Cycle (A) 5th Sunday in Ordinary Time

Is.58:6-10; 1 Cor. 2:1-5; Mt 5:13-16
Dear brothers and Sisters,
"Let your light shine before others, so that they may see your good works and give glory to your Father in heaven." This is the message that Jesus gives us today. Today's First Reading from the Book of Isaiah supplements the message of the Gospel Reading. Over and above
being commanded to let our light shine before others, the Lord God tells us through the prophet Isaiah that our actions will determine our glory or darkness.

Back in 2009, floods ravaged the Philippines. It was at around this time that eighteen-year-old Muelmar Magallanes decided that if nature was going to try and kill people, then it needed to go through him, first.
When he noticed the rising flood waters, Muelmar tied a string to his waist and rescued his entire family, then his neighbours, and then his other neighbours too—because Muelmar really had it in for the Grim Reaper that day. But it was Muelmar's last rescue attempt that finally defeated him, already exhausted after rescuing as many as two dozen people.
It's reported that Muelmar saw a young mother and her baby being dragged by the current. With no regard for the danger he was placing himself in, and perhaps with a lot of regard for his potentially badass tombstone epitaph, Muelmar leaped once more into the water to rescue the mother and child before finally succumbing to the current.

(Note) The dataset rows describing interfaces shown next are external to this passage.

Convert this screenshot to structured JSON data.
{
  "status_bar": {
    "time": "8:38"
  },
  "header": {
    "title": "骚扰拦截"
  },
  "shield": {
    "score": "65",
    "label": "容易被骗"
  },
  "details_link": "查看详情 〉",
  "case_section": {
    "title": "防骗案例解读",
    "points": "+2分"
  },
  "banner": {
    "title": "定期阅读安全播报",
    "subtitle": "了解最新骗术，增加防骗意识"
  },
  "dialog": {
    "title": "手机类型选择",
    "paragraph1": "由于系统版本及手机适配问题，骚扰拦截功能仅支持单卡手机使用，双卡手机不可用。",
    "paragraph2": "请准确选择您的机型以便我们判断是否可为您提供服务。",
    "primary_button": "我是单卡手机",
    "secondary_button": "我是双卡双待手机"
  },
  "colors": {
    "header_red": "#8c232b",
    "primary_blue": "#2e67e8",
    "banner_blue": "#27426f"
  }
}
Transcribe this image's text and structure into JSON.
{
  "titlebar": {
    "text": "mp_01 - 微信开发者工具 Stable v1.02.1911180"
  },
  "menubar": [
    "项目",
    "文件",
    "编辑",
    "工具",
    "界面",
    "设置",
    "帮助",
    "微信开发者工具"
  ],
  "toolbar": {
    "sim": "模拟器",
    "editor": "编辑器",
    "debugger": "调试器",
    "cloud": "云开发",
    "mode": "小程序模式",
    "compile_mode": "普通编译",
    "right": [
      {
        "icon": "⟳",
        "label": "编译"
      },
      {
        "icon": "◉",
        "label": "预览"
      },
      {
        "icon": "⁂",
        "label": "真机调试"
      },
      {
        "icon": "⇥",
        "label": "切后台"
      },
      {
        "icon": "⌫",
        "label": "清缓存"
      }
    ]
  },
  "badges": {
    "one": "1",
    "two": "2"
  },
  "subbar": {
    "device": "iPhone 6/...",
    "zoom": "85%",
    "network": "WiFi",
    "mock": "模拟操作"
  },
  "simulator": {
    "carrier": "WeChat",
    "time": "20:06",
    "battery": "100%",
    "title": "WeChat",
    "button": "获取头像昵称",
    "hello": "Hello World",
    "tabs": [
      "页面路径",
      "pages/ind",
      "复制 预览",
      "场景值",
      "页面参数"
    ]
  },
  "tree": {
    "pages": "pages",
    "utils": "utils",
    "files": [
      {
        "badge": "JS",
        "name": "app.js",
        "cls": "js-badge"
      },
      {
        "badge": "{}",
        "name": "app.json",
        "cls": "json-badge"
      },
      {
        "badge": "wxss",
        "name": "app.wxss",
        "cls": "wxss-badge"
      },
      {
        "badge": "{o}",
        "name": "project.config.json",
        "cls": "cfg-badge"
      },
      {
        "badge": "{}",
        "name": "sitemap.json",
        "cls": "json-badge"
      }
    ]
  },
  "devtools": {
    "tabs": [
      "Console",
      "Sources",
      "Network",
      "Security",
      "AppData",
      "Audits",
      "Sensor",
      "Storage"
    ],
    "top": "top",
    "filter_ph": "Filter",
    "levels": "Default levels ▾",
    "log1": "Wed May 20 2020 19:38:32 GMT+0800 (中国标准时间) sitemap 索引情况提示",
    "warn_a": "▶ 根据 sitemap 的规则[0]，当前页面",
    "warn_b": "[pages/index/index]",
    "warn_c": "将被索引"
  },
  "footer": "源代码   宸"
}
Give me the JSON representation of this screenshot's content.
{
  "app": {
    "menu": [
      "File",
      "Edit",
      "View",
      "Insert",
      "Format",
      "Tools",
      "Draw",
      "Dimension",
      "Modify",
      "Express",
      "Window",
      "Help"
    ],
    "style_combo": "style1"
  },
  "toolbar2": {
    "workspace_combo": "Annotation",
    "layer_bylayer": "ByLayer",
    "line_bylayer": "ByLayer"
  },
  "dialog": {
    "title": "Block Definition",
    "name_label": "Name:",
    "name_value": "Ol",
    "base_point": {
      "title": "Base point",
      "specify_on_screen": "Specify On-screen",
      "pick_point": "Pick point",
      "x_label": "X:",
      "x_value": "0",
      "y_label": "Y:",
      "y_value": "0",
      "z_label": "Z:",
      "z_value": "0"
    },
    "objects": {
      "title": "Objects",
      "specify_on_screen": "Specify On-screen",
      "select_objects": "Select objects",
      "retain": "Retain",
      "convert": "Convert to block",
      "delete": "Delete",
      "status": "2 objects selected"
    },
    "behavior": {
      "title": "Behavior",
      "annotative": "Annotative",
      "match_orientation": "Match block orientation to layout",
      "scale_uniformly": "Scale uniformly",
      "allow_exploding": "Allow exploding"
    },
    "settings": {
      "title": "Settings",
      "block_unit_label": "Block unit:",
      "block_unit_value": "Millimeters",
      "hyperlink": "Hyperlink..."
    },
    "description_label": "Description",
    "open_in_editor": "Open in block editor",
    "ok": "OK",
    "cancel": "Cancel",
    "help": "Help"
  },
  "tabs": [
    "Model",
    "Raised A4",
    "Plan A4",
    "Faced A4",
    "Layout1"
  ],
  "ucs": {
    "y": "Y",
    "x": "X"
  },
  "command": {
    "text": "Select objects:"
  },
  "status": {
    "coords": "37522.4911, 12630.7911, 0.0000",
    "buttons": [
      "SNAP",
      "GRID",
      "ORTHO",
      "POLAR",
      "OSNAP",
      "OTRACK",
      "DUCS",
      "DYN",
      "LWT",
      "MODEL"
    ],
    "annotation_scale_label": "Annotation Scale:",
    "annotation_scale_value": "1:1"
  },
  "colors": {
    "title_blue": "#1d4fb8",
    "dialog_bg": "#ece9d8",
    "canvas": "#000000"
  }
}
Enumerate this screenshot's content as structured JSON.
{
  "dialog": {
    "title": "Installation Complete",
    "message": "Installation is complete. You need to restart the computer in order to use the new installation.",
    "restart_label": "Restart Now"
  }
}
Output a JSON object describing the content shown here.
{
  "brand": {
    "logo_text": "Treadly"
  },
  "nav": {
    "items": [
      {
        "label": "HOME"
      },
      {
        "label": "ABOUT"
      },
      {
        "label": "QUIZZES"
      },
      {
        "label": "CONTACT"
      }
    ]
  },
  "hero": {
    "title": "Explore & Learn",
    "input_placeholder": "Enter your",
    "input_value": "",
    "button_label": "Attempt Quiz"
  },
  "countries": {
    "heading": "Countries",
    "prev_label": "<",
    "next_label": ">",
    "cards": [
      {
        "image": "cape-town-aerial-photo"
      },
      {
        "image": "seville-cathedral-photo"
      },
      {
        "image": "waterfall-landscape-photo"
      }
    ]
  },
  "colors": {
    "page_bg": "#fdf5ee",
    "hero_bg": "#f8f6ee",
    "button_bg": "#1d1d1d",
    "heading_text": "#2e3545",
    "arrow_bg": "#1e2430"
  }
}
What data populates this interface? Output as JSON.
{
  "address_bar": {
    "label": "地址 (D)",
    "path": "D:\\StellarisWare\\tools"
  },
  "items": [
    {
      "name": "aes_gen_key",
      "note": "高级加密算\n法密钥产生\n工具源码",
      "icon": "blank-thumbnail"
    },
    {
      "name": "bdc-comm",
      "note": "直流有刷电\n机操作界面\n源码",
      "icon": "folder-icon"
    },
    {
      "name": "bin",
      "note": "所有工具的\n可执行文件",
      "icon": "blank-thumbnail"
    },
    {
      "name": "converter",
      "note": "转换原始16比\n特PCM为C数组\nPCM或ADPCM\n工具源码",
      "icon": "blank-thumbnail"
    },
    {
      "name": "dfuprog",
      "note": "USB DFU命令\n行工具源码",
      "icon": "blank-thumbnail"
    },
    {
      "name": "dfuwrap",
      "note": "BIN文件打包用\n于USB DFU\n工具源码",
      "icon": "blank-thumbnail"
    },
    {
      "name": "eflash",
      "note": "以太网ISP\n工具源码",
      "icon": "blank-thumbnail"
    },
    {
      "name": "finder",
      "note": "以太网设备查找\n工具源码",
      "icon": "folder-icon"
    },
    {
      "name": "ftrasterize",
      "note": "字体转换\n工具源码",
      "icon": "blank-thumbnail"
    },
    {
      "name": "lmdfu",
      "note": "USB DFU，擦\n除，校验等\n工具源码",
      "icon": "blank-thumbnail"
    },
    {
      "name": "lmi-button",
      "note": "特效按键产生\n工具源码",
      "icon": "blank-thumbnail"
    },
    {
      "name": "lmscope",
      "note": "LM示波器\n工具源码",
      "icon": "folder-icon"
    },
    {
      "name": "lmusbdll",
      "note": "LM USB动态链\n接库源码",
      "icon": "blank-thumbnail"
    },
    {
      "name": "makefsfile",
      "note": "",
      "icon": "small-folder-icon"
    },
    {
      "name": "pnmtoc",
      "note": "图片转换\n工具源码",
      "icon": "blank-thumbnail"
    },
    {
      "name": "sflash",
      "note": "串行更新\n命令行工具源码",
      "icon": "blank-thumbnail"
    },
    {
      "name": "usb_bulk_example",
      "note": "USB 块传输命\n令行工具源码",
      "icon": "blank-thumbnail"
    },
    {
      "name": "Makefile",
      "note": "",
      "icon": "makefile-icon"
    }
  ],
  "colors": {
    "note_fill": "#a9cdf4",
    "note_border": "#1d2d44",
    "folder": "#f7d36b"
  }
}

Although many stories have emerged of individuals sacrificing their lives for others, there are very few in the history books about whole villages selflessly risking their own lives. Yet this is exactly what happened when the village of Eyam in Derbyshire, England, was subjected to the bubonic plague. The disease was carried into the village on a bale of damp cloth. It carried fleas from London, which was struggling with the Black Death.
Forty-two villagers passed away from the pestilence, which made its way across the small community between September and December 1665. Unsurprisingly, many people wanted to flee the village by spring 1666.
However, to prevent the Black Death from traveling to nearby towns, such as Bakewell and Sheffield, William Mompesson, the new rector, attempted to convince the locals to remain in the village to quarantine the plague. The villagers agreed to his request and remained in Eyam.
In little more than a year, 260 people passed away from the plague to ensure that their neighbours didn't suffer the same fate.
These great acts of individuals and community shine like beacons of light in every century inspiring and giving hope that the world still upholds values. And Jesus wants his followers to be counted among them.
We are bound to do in life what light does in nature.  Firstly, light shows the way to the people. In darkness we miss even a path which we have trodden a many times. Secondly, light helps us to see the beauty and the true value of things. And, thirdly, light makes things grow. Brotherly love will help the light of Christ to grow brighter within the heart of a Christian and around him.
It is said of Fenelon, the great Christian of ages past, his communion with God was such that his face shown. Lord Peterborough, a skeptic, was once compelled to spend a night with him in an inn. In the morning, he hurried away saying, "If I spend another night with that man, I'll be a Christian in spite of myself." Fenelon's manner, his voice, and his face reflected so perfectly the glory of Christ, that he was irresistibly attractive to even the worldliest and vilest of humanity."
God wants us to show the people the true meaning of life and way to God. So as true Christians we ought to keep ourselves away from corruption of sin and help people to find joy in life.